What is the number of lines in the records below holding the string "Zeige"? Reply with it and nothing else.
▬▬▬▬▬▬▬▬▬▬
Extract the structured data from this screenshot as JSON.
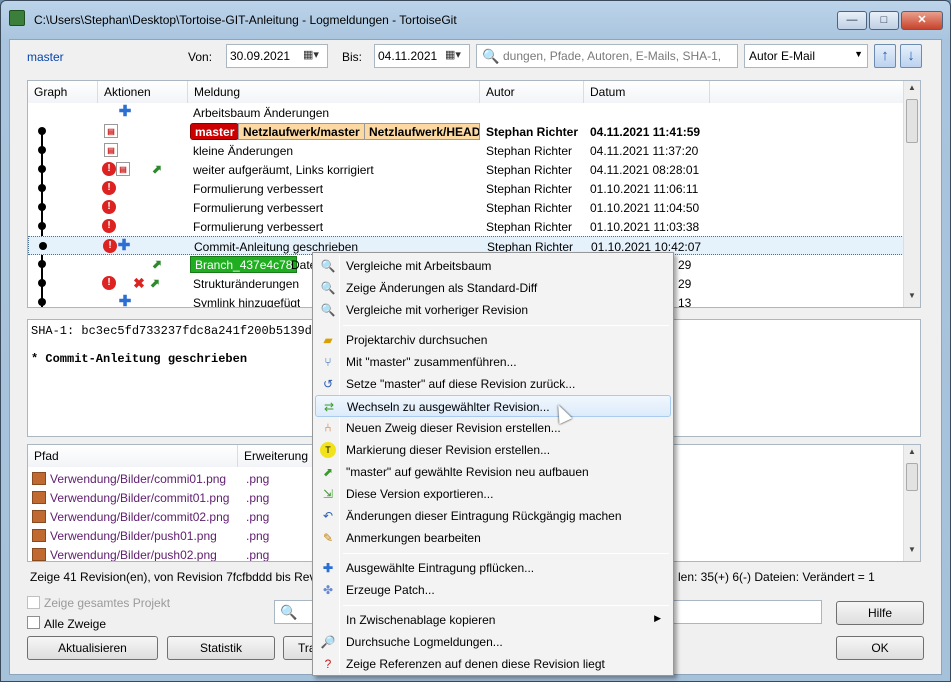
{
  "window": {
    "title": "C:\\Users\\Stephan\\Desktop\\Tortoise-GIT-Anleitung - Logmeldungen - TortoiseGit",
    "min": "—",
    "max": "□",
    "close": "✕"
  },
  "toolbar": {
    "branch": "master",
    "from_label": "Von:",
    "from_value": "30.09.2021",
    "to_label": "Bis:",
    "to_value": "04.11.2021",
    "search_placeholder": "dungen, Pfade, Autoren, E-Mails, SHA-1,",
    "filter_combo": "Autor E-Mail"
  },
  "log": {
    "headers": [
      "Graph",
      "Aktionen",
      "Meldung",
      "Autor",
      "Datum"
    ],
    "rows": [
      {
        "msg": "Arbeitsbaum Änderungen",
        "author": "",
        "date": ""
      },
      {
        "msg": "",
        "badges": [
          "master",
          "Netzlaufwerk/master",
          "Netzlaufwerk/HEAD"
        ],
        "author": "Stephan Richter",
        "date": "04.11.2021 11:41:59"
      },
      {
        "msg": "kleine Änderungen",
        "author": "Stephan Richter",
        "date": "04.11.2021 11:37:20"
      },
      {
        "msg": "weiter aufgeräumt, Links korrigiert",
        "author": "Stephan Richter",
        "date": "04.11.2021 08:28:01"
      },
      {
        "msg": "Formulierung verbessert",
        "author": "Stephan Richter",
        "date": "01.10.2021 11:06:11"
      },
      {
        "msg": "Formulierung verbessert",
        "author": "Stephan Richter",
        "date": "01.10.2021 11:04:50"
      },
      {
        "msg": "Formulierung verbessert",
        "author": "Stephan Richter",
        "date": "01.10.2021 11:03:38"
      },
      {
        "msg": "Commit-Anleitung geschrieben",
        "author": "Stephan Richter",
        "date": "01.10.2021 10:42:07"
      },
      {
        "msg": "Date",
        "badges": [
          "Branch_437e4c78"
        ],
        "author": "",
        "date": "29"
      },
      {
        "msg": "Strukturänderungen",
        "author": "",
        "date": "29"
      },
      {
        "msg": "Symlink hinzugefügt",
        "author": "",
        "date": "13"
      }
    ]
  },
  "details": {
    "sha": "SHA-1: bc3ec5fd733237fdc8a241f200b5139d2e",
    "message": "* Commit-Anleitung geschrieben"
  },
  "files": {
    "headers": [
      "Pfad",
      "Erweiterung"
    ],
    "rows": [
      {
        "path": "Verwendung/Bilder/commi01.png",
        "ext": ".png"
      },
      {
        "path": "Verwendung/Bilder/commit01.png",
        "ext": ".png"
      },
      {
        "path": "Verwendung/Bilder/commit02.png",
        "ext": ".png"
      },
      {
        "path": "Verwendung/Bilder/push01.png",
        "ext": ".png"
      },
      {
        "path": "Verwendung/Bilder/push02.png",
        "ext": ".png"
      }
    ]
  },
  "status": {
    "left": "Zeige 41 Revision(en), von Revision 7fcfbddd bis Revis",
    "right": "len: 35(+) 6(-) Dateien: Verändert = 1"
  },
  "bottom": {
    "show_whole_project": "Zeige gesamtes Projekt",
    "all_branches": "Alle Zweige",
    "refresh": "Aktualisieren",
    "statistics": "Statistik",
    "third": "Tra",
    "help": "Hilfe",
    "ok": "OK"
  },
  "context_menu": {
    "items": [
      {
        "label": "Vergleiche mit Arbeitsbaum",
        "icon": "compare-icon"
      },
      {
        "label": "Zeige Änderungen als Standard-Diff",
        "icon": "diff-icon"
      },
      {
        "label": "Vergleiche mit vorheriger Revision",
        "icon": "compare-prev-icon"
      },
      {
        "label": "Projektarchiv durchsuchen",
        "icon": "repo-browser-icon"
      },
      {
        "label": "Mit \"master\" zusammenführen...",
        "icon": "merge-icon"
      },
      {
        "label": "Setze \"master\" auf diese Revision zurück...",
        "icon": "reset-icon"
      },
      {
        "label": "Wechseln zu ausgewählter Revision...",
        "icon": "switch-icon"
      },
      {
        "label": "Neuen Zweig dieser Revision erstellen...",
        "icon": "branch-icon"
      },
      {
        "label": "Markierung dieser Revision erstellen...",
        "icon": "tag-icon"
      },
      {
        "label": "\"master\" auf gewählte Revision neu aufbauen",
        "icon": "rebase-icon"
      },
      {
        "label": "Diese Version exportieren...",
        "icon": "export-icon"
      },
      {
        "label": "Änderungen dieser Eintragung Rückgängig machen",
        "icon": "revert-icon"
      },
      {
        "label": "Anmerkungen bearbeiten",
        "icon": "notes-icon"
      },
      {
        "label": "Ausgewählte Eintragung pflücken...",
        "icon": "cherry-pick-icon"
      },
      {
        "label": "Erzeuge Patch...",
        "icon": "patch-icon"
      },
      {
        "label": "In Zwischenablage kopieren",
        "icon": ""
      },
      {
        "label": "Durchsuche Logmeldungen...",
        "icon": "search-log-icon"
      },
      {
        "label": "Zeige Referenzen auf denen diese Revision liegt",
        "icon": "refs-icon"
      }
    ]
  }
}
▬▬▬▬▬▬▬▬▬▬
**Answer section:** 4